This country situation report from Indonesia summarizes the policies and regulations in Indonesia, the petrochemical industry, the plastics industry, and plastics waste imports and exports, concluding with an analysis of the public and environmental burden and the challenges and steps needed to transition to a circular economy.
Gothenburg, Sweden As governments prepare to discuss a global instrument to tackle plastic pollution, IPEN has published a number of studies showing significant obstacles for countries seeking to implement safe plastic circular economies. The studies reveal that countries are unable to handle large volumes of diverse plastics waste streams safely, and the reality that, without regulations requiring plastic ingredients to be labeled, countries are blindly allowing known toxic chemicals onto their markets in plastic products.
IPEN says the problem will only get worse based on current forecasts of huge growth in plastic and chemical production and use. It calls for public policies to end the recycling of hazardous chemicals in plastics, that poison the circular economy and threaten human health. IPEN says that plastics producers have dodged their responsibilities by producing plastic materials with toxic chemicals and should be financially liable for any harm caused through the life cycle of plastics.
IPEN studies reveal toxic plastic waste issues in China, Indonesia and Russia
To better understand the risks associated with plastics and the circular economy, IPEN investigated the situation in three significant global economies – China, Indonesia and Russia. It analyzed:
This executive summary encompasses three reports and provides context and overviews of the ways in which the chemicals studied poison recycling streams and stymie the promise of a healthy and environmentally sustainable circular economy.
Gothenburg, Sweden Risks associated with the transport of chemicals and plastics in ever-larger container ships need to be addressed, say the authors of the first public study into the impacts on people and the environment of toxic chemicals released during the largest plastic pellet spill on record.
The report, X-Press Pearl: a ‘new kind of oil spill’, a toxic mix of plastics and invisible chemicals, is published today by health and environmental advocates International Pollutants Elimination Network (IPEN) and The Centre for Environmental Justice (CEJ). It includes results of the groups’ analysis of plastic debris that washed up on Sri Lankan beaches, and testimonies from communities devastated by the pollution, following the loss of the X-Press Pearl, which sank off the port of Colombo in May 2021.
By Angélica Enciso L., Periódico La Jornada, published 13 Jan 2022
Los plásticos contienen unas 10 mil sustancias químicas, de las cuales la mitad son aditivos y muchos son tóxicos, por lo que son dañinos para la salud y el ambiente.
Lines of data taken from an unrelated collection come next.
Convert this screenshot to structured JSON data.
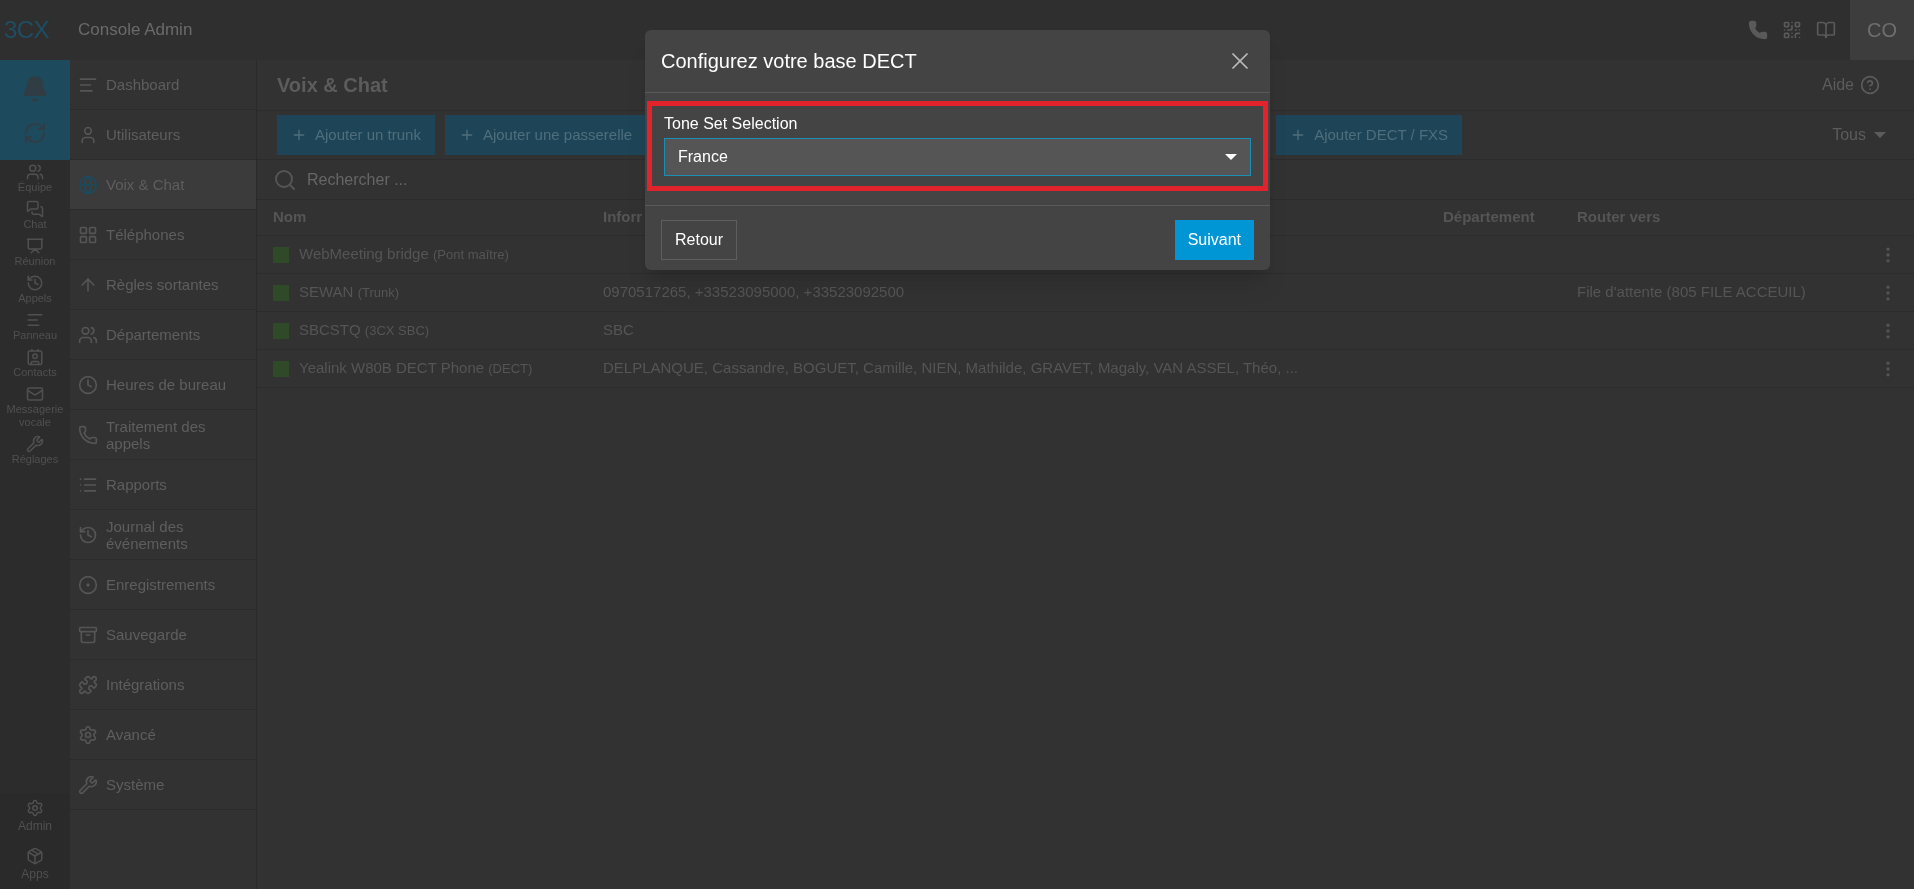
{
  "topbar": {
    "brand": "3CX",
    "title": "Console Admin",
    "user_initials": "CO"
  },
  "rail": {
    "items": [
      "Équipe",
      "Chat",
      "Réunion",
      "Appels",
      "Panneau",
      "Contacts",
      "Messagerie vocale",
      "Réglages"
    ],
    "bottom": [
      "Admin",
      "Apps"
    ]
  },
  "sidebar": {
    "items": [
      {
        "label": "Dashboard",
        "selected": false
      },
      {
        "label": "Utilisateurs",
        "selected": false
      },
      {
        "label": "Voix & Chat",
        "selected": true
      },
      {
        "label": "Téléphones",
        "selected": false
      },
      {
        "label": "Règles sortantes",
        "selected": false
      },
      {
        "label": "Départements",
        "selected": false
      },
      {
        "label": "Heures de bureau",
        "selected": false
      },
      {
        "label": "Traitement des appels",
        "selected": false
      },
      {
        "label": "Rapports",
        "selected": false
      },
      {
        "label": "Journal des événements",
        "selected": false
      },
      {
        "label": "Enregistrements",
        "selected": false
      },
      {
        "label": "Sauvegarde",
        "selected": false
      },
      {
        "label": "Intégrations",
        "selected": false
      },
      {
        "label": "Avancé",
        "selected": false
      },
      {
        "label": "Système",
        "selected": false
      }
    ]
  },
  "page": {
    "title": "Voix & Chat",
    "help": "Aide",
    "toolbar": [
      "Ajouter un trunk",
      "Ajouter une passerelle"
    ],
    "toolbar_right": "Ajouter DECT / FXS",
    "filter": "Tous",
    "search": {
      "placeholder": "Rechercher ..."
    },
    "table": {
      "columns": [
        "Nom",
        "Inforr",
        "Département",
        "Router vers"
      ],
      "rows": [
        {
          "name": "WebMeeting bridge",
          "type": "(Pont maître)",
          "info": "",
          "route": ""
        },
        {
          "name": "SEWAN",
          "type": "(Trunk)",
          "info": "0970517265, +33523095000, +33523092500",
          "route": "File d'attente (805 FILE ACCEUIL)"
        },
        {
          "name": "SBCSTQ",
          "type": "(3CX SBC)",
          "info": "SBC",
          "route": ""
        },
        {
          "name": "Yealink W80B DECT Phone",
          "type": "(DECT)",
          "info": "DELPLANQUE, Cassandre, BOGUET, Camille, NIEN, Mathilde, GRAVET, Magaly, VAN ASSEL, Théo, ...",
          "route": ""
        }
      ]
    }
  },
  "modal": {
    "title": "Configurez votre base DECT",
    "field_label": "Tone Set Selection",
    "value": "France",
    "back": "Retour",
    "next": "Suivant"
  }
}
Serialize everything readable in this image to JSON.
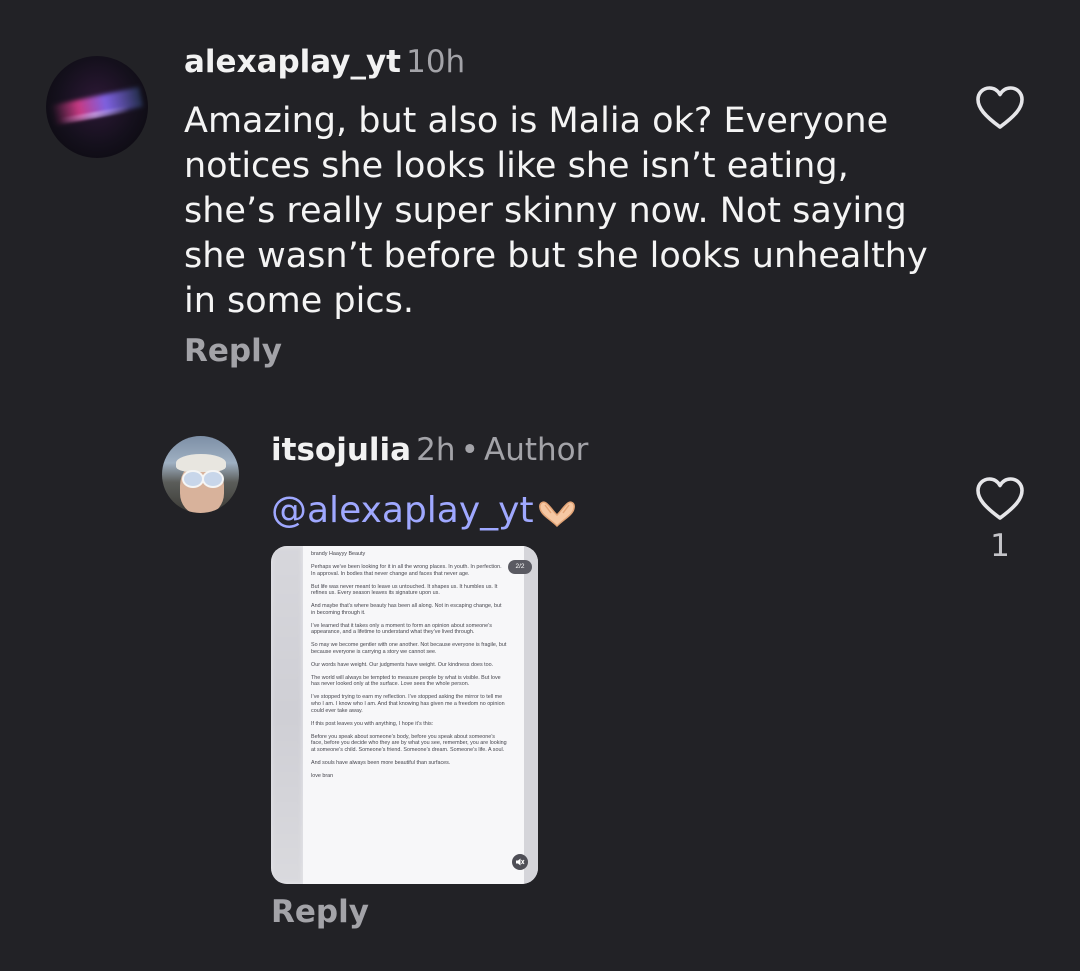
{
  "comments": [
    {
      "username": "alexaplay_yt",
      "time": "10h",
      "body": "Amazing, but also is Malia ok? Everyone notices she looks like she isn’t eating, she’s really super skinny now. Not saying she wasn’t before but she looks unhealthy in some pics.",
      "reply_label": "Reply"
    },
    {
      "username": "itsojulia",
      "time": "2h",
      "separator": "•",
      "author_badge": "Author",
      "mention": "@alexaplay_yt",
      "emoji": "heart-hands",
      "likes": "1",
      "reply_label": "Reply",
      "attachment": {
        "page_badge": "2/2",
        "header": "brandy Haayyy Beauty",
        "paragraphs": [
          "Perhaps we’ve been looking for it in all the wrong places. In youth. In perfection. In approval. In bodies that never change and faces that never age.",
          "But life was never meant to leave us untouched. It shapes us. It humbles us. It refines us. Every season leaves its signature upon us.",
          "And maybe that’s where beauty has been all along. Not in escaping change, but in becoming through it.",
          "I’ve learned that it takes only a moment to form an opinion about someone’s appearance, and a lifetime to understand what they’ve lived through.",
          "So may we become gentler with one another. Not because everyone is fragile, but because everyone is carrying a story we cannot see.",
          "Our words have weight. Our judgments have weight. Our kindness does too.",
          "The world will always be tempted to measure people by what is visible. But love has never looked only at the surface. Love sees the whole person.",
          "I’ve stopped trying to earn my reflection. I’ve stopped asking the mirror to tell me who I am. I know who I am. And that knowing has given me a freedom no opinion could ever take away.",
          "If this post leaves you with anything, I hope it’s this:",
          "Before you speak about someone’s body, before you speak about someone’s face, before you decide who they are by what you see, remember, you are looking at someone’s child. Someone’s friend. Someone’s dream. Someone’s life. A soul.",
          "And souls have always been more beautiful than surfaces.",
          "love bran"
        ]
      }
    }
  ],
  "colors": {
    "background": "#222226",
    "text": "#f2f2f2",
    "muted": "#a3a3a8",
    "mention": "#9fa8ff"
  }
}
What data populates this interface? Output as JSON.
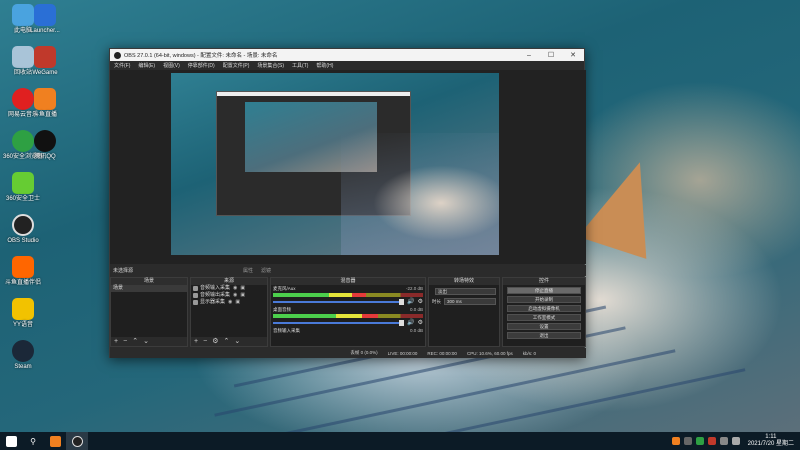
{
  "desktop_icons": [
    {
      "label": "此电脑",
      "color": "#4aa3df"
    },
    {
      "label": "Launcher...",
      "color": "#c0392b"
    },
    {
      "label": "回收站",
      "color": "#bcd"
    },
    {
      "label": "WeGame",
      "color": "#e6b800"
    },
    {
      "label": "网易云音乐",
      "color": "#e02020"
    },
    {
      "label": "斗鱼直播",
      "color": "#f08020"
    },
    {
      "label": "360安全浏览器",
      "color": "#2ea043"
    },
    {
      "label": "腾讯QQ",
      "color": "#111"
    },
    {
      "label": "360安全卫士",
      "color": "#6c3"
    },
    {
      "label": "OBS Studio",
      "color": "#222"
    },
    {
      "label": "斗鱼直播伴侣",
      "color": "#f60"
    },
    {
      "label": "YY语音",
      "color": "#f2c200"
    },
    {
      "label": "Steam",
      "color": "#1b2838"
    }
  ],
  "obs": {
    "title": "OBS 27.0.1 (64-bit, windows) - 配置文件: 未命名 - 场景: 未命名",
    "window_controls": [
      "–",
      "☐",
      "✕"
    ],
    "menu": [
      "文件(F)",
      "编辑(E)",
      "视图(V)",
      "停靠部件(D)",
      "配置文件(P)",
      "场景集合(S)",
      "工具(T)",
      "帮助(H)"
    ],
    "scene_bar": {
      "current": "未选择源",
      "properties": "属性",
      "filters": "滤镜"
    },
    "docks": {
      "scenes": {
        "title": "场景",
        "items": [
          "场景"
        ]
      },
      "sources": {
        "title": "来源",
        "items": [
          "音频输入采集",
          "音频输出采集",
          "显示器采集"
        ]
      },
      "mixer": {
        "title": "混音器",
        "channels": [
          {
            "name": "麦克风/Aux",
            "db": "-22.0 dB",
            "level": 0.62
          },
          {
            "name": "桌面音频",
            "db": "0.0 dB",
            "level": 0.7
          },
          {
            "name": "音频输入采集",
            "db": "0.0 dB",
            "level": 0.0
          }
        ]
      },
      "transitions": {
        "title": "转场特效",
        "type": "淡出",
        "duration_label": "时长",
        "duration": "300 ms"
      },
      "controls": {
        "title": "控件",
        "buttons": [
          "停止直播",
          "开始录制",
          "启动虚拟摄像机",
          "工作室模式",
          "设置",
          "退出"
        ]
      }
    },
    "status": {
      "live": "LIVE: 00:00:00",
      "rec": "REC: 00:00:00",
      "cpu": "CPU: 10.6%, 60.00 fps",
      "dropped": "丢帧 0 (0.0%)",
      "kbps": "kb/s: 0"
    }
  },
  "taskbar": {
    "time": "1:11",
    "date": "2021/7/20 星期二"
  },
  "colors": {
    "obs_bg": "#2b2b2b",
    "accent": "#4a7ad8",
    "taskbar": "#0c1b26"
  }
}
Ante ello, se debe reducir su producción y generar políticas públicas para frenar la crisis plástica creciente, aunque en el país aún se les promociona y sólo se tiene la visión del negocio, señalaron las organizaciones Fronteras Comunes, Asociación Ecológica Santo Tomás y la Red Internacional de Eliminación de Contaminantes.
IPEN, Arnika and 16 European NGOs call on leaders to lower threshold values for POPs in waste, which enter recycling and waste exports
Wednesday, 22 December 2021
The problem: the European Commission currently proposes industry friendly ‘middle-ground’ POP limits for waste based on economic criteria instead of strong and health-protective values.
The European Commission (EC) is proposing to adopt new limit values for persistent organic pollutants (POPs) in waste. The Stockholm Convention requires the destruction of wastes that exceed POPs limit values (known as Low POP Content Levels set by the Basel Convention) and bans the recycling of wastes contaminated with POPs to maintain toxic-free material cycles. However, the EC is proposing weak POP limits, which will allow plastic and other wastes contaminated with POPs to be, in practice, recycled by industry in the EU. The transition to high-quality and toxic-free material cycles cannot be achieved while allowing POPs recycling in materials.
IPEN, Arnika, and 16 NGOs urge in their letter to Members of the European Parliament and Member States to support stronger limit values for POPs in waste than what the EC proposes. The weak limits currently proposed by the EC undermine the Stockholm Convention and will lead to POPs recycling that is incompatible with the European Green Deal.
European Commission Proposal for amending Annexes IV and V to the Regulation (EU) 2019/1021 of the European Parliament and of the Council on persistent organic pollutants: An opportunity for the EU to prevent toxic recycling and contamination of the circular economy through the substantial strengthening of limit values for POPs in waste
Civil society comments and briefing for European Union Member States and Members of the European Parliament